All three are defined under the law; malice is likely the most relevant in the context of an accident. A claim of malice requires showing a “conscious and intentional disregard for the rights of others.”
According to the statute, punitive damage awards are capped in one of two ways. First, if compensatory damages are less than $100,000, then the punitive damage award can be up to $300,000.
However, if compensatory damages go over $100,000, then the court can order punitive damages at three times the amount of the compensatory award. For example, if compensatory damages total $150,000, then punitive damages are capped at a maximum of $450,000.
These rules apply to all civil lawsuits, not just personal injury cases. Under the law, judges or juries can exceed the limits if cases involve defective products, bad faith insurance practices, housing discrimination, hazardous materials, or defamation.
Role of Auto Insurance
Recognizing the financial risks of car accidents, Nevada law requires all drivers to carry a minimum amount of insurance to cover the various damages drivers may be ordered to pay. Assuming your insurance is in good standing, your part of the judgment is for any amount exceeding your policy’s cover.
Nevada law requires that all drivers carry a minimum amount of liability insurance, which pays for the harm you might cause to people or property. In Nevada, drivers must have insurance that provides $25,000 per person and $50,000 per accident, as well as $20,000 per accident for property damage.
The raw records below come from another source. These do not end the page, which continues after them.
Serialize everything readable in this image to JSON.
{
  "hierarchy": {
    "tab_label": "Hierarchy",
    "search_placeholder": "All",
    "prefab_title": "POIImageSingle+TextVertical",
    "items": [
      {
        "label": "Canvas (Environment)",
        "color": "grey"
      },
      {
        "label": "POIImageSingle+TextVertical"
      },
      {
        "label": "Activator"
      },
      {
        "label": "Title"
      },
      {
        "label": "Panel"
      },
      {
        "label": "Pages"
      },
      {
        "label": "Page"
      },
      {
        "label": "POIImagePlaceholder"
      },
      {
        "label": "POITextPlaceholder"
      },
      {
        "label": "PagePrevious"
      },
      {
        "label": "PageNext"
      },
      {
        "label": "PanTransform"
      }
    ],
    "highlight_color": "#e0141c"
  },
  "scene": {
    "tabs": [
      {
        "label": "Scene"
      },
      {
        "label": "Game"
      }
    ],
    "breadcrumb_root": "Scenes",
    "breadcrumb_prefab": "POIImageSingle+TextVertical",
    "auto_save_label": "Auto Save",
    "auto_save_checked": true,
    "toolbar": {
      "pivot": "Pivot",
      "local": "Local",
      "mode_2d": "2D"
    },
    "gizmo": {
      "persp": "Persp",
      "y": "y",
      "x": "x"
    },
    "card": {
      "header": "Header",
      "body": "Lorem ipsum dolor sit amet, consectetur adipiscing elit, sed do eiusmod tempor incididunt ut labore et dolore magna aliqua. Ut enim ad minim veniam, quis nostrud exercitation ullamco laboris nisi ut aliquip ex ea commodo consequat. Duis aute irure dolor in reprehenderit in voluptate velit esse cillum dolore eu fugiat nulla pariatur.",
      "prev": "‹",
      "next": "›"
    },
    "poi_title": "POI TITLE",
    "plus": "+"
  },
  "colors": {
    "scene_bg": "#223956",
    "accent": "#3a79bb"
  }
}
If, hypothetically, you were ordered to pay $100,000 in damages for your role in an accident and carried the minimum amount of insurance, you would be personally liable for the remaining $50,000. In other words, the maximum amount you can lose is the total judgment minus the limits on your insurance coverage.
The law allows you to purchase higher coverage limits and other types of insurance, such as collision, comprehensive, and uninsured motorist coverage.
Experienced Car Accident Counsel From De Castroverde Law Group
Personal injury litigation often involves a complex set of issues that includes establishing what happened, who was to blame, and how much someone should have to pay for it. The attorneys at De Castroverde Law Group have extensive experience with all forms of personal injury claims, especially those related to vehicle accidents. You can trust us to provide relevant counsel and stand with you throughout your lawsuit. Check out our team online, and call us or contact us online for a consultation.